More than that, however, is the year-round town – the shops and services that the surrounding area depend on outside the tourist season. Because of that, we’ve visited many times. We love to wander up and down the steep streets that rise behind the harbour. You can spend an hour or so doing that and getting in a workout, and there’s also a lovely little walking trail that circles the town. That walking trail, by the way, also offers a way to walk Mahone Bay (about 10km), if you’re up for a longer hike.

Hirtles Beach and the Gaff Point Trail

Another favourite that we discovered more than 10 years ago is the Gaff Point Trail. It’s a short drive out of Lunenburg, south east towards Kingsburg. The Trail starts at the parking lot for Hirtles Beach, another favourite spot for splashing in the waves, and follows the Beach towards Gaff Point itself.

There, it loops around the tip of the point through forest and along the rocky shore, and provides fabulous views up and down the shore along with many spots where you can sit and just watch the waves and seabirds. We usually take a picnic when we go, and spend some time chilling. It’s about a 7.5km walk there and back so give yourself at least 2 hours, and if the weather is nice it’s great to kick off your shoes and splash along the water’s edge as you finish the hike. A pro tip is to do the walk at low tide so you can walk on the firm sand rather than along the rocky berm at the top of the beach.

Peggy’s Cove

Over our various trips to Nova Scotia, we had always skipped Peggy’s Cove. My parent’s had dragged me there as a reluctant 8 year old back in the early 70’s, and ever since I had written it off as overly-touristed and out of date. That changed on our most recent trip. It was just my wife and I, and without our own child (now 18!) in tow, and at an off-season time of the year, it seemed like a good time to visit and see what the fuss was about.

I have to confess I didn’t know what to expect, but choosing a sunny October day was wise, because it’s lovely to sit on the rocks near the famous lighthouse and listen to the sea and bask in the sun. The little town itself is quaint, if conscious of its touristy charms, and even though you’ve probably taken a million selfies it’s still fun to grab one here.


Over the years, we’ve been to Chester a few times and I have to admit that I could never quite warm to it. It’s a bit of an anomaly for the South Shore – it’s a touristy place but also a place with a lot of wealth. The annual Chester Regatta is a famous tradition, and it’s attracted sailors for generations. Many of them have the money needed to go with large yachts, so many of the homes in Chester reflect that. It feels a little like Cape Cod in the summer.

This year, visiting on a misty damp October day, it felt quite different. There’s a bit of a melancholy air to a resort town out of season.
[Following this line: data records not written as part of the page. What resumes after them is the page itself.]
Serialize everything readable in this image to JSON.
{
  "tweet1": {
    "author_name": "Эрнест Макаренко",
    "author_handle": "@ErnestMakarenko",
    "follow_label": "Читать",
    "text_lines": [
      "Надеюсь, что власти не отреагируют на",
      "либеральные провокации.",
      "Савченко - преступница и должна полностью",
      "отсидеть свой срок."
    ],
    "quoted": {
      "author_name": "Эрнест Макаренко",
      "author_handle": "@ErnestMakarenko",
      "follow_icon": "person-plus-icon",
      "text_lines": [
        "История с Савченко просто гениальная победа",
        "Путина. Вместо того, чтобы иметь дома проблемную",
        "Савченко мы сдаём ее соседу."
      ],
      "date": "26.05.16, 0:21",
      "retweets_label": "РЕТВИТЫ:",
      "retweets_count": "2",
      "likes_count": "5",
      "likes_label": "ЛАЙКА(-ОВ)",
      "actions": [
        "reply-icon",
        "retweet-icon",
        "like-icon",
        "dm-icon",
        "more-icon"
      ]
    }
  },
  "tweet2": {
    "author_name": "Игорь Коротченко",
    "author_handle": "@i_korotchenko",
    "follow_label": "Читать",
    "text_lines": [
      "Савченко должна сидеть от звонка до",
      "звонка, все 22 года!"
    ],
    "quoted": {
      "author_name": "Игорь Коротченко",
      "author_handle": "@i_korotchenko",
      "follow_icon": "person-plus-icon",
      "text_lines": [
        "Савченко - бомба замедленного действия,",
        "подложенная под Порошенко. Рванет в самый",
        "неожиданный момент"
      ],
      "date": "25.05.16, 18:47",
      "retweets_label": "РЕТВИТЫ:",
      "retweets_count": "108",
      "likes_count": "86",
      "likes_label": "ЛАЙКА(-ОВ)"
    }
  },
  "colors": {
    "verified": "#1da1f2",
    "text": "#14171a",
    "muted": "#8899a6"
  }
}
Many of the houses are closed up for the winter, and the town’s year-round residents can get together in peace. Walking up and down its quiet streets, we realized that it’s actually a lovely little place. The trick, it would seem, is to come off-season.

There are some little parks and shops downtown, and the harbour area is atmospheric as well. We brought a picnic and ate it in the wet, and that made it that much more savoury, staring over the water and listening to the gulls. I have to take back what I said about Chester in the past – it’s not the snooty place I thought it was.